Project #4: Fix our speed transducer. We have a little gadget that fits into a two inch hole drilled through the bottom of the boat. It measures the water depth, water temperature, and our speed in the water. The water speed is measured by the turning of a little paddle wheel. It stopped turning so we can’t measure how fast we are moving over water. We still have our GPS derived speed over ground data so it has only been annoying rather than dangerous. A fellow cruiser told us we could just remove the transducer, slap the plug in the hole, clean off the wheel and replace the transducer. We told him we were afraid of making a two inch hole in the bottom of our boat. He said that he was nervous the first time he did it but there really is nothing to it. Oh boy, okay, let’s try it. We were at the dock in the marina and could scream for an emergency haul out at the working dock if it all went to shit. Good to have a “back up plan!” We draped towels over everything around the bilge opening where we had access to our transducer. We stopped short of wearing our snorkel masks. We were prepared for a fire hose stream of water. Bill unscrewed the transducer with one hand and held the plug in the other. I stood by with the flashlight and a free hand to help add pressure to the plug if needed. After a short discussion of whether to go on three or 1-2-3 then go…..here we go, we counted “one, two, three” and transducer out, gush of water in, plug in, wow! The water didn’t even hit the ceiling! We cleaned up the wheel then replaced it. Really, there was nothing to it.

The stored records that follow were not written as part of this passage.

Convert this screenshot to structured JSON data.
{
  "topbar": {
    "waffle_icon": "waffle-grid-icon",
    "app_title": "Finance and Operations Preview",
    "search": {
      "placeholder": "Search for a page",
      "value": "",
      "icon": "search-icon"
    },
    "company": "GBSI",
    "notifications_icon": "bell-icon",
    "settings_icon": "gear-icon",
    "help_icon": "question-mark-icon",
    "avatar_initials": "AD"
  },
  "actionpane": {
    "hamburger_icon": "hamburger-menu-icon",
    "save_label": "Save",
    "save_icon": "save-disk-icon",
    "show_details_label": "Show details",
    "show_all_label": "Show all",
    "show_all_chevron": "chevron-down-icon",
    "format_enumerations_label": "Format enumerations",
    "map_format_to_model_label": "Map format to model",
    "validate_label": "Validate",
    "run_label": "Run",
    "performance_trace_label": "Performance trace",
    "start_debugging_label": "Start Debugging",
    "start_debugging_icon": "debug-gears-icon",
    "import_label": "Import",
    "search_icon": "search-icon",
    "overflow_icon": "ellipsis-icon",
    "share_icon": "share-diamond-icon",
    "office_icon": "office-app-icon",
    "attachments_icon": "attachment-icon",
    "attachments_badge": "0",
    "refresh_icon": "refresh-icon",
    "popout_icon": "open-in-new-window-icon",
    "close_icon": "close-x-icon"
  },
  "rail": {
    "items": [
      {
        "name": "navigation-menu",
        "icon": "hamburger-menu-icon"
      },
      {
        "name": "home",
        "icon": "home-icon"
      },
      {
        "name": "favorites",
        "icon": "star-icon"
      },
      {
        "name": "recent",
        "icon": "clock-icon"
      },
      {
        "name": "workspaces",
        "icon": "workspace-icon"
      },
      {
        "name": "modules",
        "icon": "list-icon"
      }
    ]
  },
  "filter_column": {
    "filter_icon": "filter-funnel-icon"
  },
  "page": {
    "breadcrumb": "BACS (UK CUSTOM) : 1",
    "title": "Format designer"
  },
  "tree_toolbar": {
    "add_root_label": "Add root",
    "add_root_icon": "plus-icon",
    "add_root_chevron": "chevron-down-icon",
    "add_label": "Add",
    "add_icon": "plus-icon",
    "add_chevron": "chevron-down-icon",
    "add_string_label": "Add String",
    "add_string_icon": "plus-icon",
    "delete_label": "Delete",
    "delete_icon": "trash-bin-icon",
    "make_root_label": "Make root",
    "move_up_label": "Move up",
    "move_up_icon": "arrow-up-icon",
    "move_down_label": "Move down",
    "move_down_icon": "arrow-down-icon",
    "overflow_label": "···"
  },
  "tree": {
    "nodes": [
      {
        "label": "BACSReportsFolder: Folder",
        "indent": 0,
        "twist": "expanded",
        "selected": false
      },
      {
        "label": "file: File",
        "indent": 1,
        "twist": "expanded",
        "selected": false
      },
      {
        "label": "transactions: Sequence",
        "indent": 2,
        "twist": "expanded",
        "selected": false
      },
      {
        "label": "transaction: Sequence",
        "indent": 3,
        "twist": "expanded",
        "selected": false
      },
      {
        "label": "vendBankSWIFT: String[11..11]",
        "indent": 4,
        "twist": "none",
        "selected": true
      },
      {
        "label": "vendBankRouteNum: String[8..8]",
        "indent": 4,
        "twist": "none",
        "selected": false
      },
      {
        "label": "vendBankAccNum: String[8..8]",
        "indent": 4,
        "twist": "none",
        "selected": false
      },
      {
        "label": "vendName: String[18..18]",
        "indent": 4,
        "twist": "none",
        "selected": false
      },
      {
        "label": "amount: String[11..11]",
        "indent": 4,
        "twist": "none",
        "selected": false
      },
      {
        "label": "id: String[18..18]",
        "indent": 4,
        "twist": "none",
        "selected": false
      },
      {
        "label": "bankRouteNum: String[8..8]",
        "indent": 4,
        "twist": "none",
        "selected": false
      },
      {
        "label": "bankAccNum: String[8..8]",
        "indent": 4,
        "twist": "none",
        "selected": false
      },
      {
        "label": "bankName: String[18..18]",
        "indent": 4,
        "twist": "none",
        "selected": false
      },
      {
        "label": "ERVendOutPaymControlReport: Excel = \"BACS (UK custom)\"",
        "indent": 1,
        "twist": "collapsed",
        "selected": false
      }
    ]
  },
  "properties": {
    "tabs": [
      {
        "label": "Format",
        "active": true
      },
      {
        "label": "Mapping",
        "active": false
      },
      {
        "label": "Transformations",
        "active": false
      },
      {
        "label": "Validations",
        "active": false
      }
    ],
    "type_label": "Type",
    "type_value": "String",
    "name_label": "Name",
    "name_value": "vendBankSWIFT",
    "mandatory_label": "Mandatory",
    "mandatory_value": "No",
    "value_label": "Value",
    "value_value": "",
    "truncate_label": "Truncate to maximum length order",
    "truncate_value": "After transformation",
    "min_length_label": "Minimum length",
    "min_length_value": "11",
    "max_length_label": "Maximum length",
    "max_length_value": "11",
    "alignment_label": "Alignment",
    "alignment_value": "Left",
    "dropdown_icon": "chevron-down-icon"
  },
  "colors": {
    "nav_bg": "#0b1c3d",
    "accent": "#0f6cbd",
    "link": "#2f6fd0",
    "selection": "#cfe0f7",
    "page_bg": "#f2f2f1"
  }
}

It took 6 days to do all of the work on the projects (including cleaning strainers and doing oil changes) and another day to put away all of the tools and clean up. Our wonderful fabulous Bucerias now-family took us to Costco for major provisioning. We bought about 3 months of staples. We needed three dock carts to get it all to the boat! It took another day to de-package it all and stow it. Suddenly it was March 6th. The weather was looking good to start our next leg of the journey. We were heading down the rest of the Mexican Pacific coast to Central America, and the time had come to go.